A new social media platform called Bluesky just launched. It has the look and feel of Twitter, but there’s something unique about it. It uses the AT Protocol. This is different from Mastodon, which is an open source Ruby on Rails app that provides some “instance to instance federation features”.
How Mastodon federation works, and why AT is different Anyone who wants to make a Mastodon instance just needs to check out a copy of the code and then deploy it with their own URL.
for the impatient, skip to the how-to
This article explains how to get a TLS Certificate for your LAN so you can use https:// and not have to ignore these “⚠️ Your connection is not secure” errors:
The reason that the browser throws this error is that TLS (and SSL before it) were designed to perform two functions:
Authenticate the website to the user (prove it is really that site, and not a MITM) and Secure the contents of the data that flows between the user and the website When you ignore this https error you are forgoing function #1, authentication, but you still get #2.
Today a DAO just distributed 1.5 billion dollars worth of ENS tokens.
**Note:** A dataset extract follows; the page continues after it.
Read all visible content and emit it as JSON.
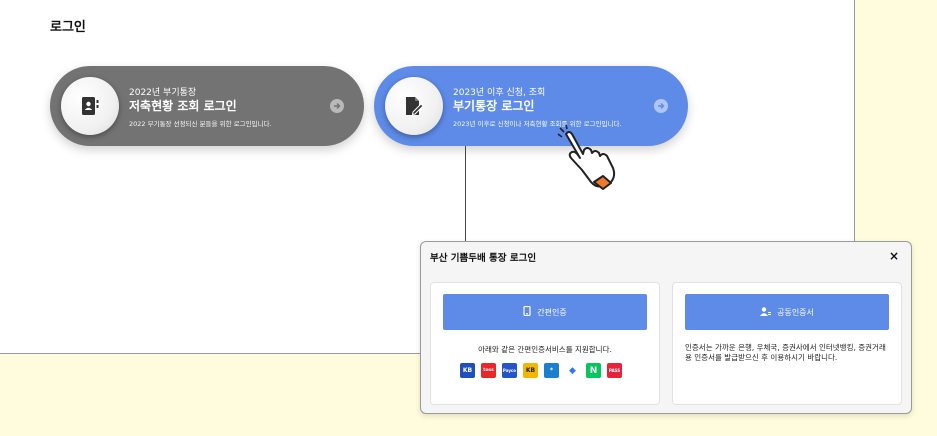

They were distributed to owners of .eth domains. DAO is short for “Decentralized Autonomous Organization”.
What is a DAO? A DAO is sort of like a corporation, but it’s stored on the Ethereum blockchain. Wyoming passed a DAO law that links on-chain DAOs to real corporations. The corporation that currently manages the Domain Name Service (DNS) is ICANN.
In trying to understand DNS better, I stumbled upon this little bit of history in RFC 1034:
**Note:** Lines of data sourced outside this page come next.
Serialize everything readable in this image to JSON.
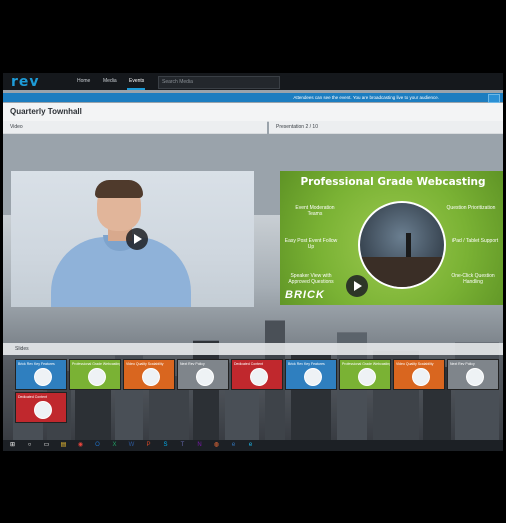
{
  "app": {
    "logo": "rev"
  },
  "nav": {
    "items": [
      "Home",
      "Media",
      "Events"
    ],
    "search_placeholder": "Search Media"
  },
  "banner": {
    "text": "Attendees can see the event. You are broadcasting live to your audience."
  },
  "page": {
    "title": "Quarterly Townhall"
  },
  "panels": {
    "video_label": "Video",
    "presentation_label": "Presentation 2 / 10",
    "slides_label": "Slides"
  },
  "slide": {
    "title": "Professional Grade Webcasting",
    "features": {
      "event_moderation": "Event Moderation Teams",
      "question_prioritization": "Question Prioritization",
      "easy_post_event": "Easy Post Event Follow Up",
      "ipad_support": "iPad / Tablet Support",
      "speaker_view": "Speaker View with Approved Questions",
      "one_click": "One-Click Question Handling"
    },
    "brand": "BRICK"
  },
  "thumbnails": [
    {
      "label": "Brick Rev Key Features",
      "color": "#2f7fbf"
    },
    {
      "label": "Professional Grade Webcasting",
      "color": "#7ab234"
    },
    {
      "label": "Video Quality Scalability",
      "color": "#d9661f"
    },
    {
      "label": "Next Rev Policy",
      "color": "#7f858b"
    },
    {
      "label": "Dedicated Content",
      "color": "#c0282d"
    },
    {
      "label": "Brick Rev Key Features",
      "color": "#2f7fbf"
    },
    {
      "label": "Professional Grade Webcasting",
      "color": "#7ab234"
    },
    {
      "label": "Video Quality Scalability",
      "color": "#d9661f"
    },
    {
      "label": "Next Rev Policy",
      "color": "#7f858b"
    },
    {
      "label": "Dedicated Content",
      "color": "#c0282d"
    }
  ],
  "taskbar": {
    "icons": [
      "windows-icon",
      "search-icon",
      "task-view-icon",
      "file-explorer-icon",
      "chrome-icon",
      "outlook-icon",
      "excel-icon",
      "word-icon",
      "powerpoint-icon",
      "skype-icon",
      "teams-icon",
      "onenote-icon",
      "firefox-icon",
      "edge-icon",
      "ie-icon"
    ]
  }
}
RFC 1034 Domain Concepts and Facilities November 1987
2.1. The history of domain names
The impetus for the development of the domain system was growth in the Internet: Host name to address mappings were maintained by the Network Information Center (NIC) in a single file (HOSTS.TXT) which was FTPed by all hosts [RFC-952, RFC-953].